Recent experimental evidence indicates that animals can use mental simulation to make decisions about the actions to take during goal-directed navigation. The principal brain areas found to be active during this process are the hippocampus, the ventral striatum and the sensory-motor cortex. In this paper, we present a computational model that includes biological aspects of this circuit and explains mechanistically how it may be used to imagine and evaluate future events. Its most salient characteristic is that choices about actions are made by simulating movements and their sensory effects using the same brain areas that are active during overt execution. More precisely, the simulation of an action (e.g., walking) creates a new sensory pattern that is evaluated in the same way as real inputs. The model is validated in a navigation task in which a simulated rat is placed in a complex maze. We show that hippocampal and striatal cells are activated to simulate paths, to retrieve their estimated value and to make decisions. We link these results with a general framework that sees the brain as a predictive device that can 'detach' itself from the here-and-now of current perception using mechanisms such as episodic memories, motor and visual imagery. © The Author(s) 2013.
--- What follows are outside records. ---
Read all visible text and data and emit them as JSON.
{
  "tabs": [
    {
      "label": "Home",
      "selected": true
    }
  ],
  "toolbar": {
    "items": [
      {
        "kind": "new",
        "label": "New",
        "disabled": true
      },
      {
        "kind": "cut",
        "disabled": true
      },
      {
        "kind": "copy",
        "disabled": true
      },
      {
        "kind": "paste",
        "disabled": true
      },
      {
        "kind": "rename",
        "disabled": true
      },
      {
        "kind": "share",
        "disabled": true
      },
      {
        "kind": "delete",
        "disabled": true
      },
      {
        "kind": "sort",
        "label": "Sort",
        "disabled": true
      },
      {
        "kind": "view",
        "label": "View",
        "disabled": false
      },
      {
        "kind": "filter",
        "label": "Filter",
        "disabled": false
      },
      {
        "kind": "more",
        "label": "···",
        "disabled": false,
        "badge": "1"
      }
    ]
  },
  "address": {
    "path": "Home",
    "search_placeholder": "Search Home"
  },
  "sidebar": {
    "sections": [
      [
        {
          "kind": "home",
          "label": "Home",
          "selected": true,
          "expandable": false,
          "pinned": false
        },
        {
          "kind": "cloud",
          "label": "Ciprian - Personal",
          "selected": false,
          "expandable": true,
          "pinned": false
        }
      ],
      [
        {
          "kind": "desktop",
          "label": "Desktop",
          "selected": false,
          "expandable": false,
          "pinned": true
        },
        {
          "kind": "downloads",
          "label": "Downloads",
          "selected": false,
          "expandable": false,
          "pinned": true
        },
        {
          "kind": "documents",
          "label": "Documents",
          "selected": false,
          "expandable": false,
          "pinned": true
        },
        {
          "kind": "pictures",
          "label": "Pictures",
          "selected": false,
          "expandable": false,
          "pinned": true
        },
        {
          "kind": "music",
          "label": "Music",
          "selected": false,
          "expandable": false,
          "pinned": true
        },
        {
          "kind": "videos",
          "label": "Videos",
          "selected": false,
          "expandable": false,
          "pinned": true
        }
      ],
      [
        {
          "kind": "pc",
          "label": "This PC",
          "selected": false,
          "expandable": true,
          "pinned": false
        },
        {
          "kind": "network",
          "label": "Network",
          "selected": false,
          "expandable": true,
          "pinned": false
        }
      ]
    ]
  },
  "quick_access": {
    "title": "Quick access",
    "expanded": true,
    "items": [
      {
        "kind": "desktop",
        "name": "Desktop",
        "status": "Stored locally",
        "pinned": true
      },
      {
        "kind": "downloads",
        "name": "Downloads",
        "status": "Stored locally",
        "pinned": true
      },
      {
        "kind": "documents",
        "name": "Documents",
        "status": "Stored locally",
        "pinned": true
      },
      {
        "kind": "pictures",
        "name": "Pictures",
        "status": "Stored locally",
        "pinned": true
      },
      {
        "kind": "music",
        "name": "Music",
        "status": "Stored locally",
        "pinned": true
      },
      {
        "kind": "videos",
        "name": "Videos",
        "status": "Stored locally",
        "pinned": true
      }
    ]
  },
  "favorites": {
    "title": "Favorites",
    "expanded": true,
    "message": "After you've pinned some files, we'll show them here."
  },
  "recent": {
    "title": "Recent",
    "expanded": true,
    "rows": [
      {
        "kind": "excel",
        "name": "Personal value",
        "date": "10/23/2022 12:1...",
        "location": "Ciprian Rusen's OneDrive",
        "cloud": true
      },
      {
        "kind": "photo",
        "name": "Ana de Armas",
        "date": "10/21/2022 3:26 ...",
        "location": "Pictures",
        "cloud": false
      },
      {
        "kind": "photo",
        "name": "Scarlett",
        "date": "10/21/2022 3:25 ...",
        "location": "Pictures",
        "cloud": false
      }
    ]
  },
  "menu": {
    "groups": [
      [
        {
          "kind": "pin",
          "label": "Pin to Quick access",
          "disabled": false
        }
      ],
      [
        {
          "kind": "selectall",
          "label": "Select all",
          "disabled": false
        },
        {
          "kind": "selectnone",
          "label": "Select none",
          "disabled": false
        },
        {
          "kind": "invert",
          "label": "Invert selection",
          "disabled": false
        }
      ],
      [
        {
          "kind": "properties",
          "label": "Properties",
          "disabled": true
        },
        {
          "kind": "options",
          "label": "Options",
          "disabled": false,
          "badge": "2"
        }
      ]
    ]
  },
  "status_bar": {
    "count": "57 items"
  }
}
Mental imagery in the navigation domain: A computational model of sensory-motor simulation mechanisms
MIT Press,, Cambridge, MA , Stati Uniti d'America
Adaptive behavior 21 (2013): 251–262. doi:10.1177/1059712313488789
info:cnr-pdr/source/autori:Chersi, Fabian; Donnarumma, Francesco; Pezzulo, Giovanni/titolo:Mental imagery in the navigation domain: A computational model of sensory-motor simulation mechanisms/doi:10.1177/1059712313488789/rivista:Adaptive behavior/anno:20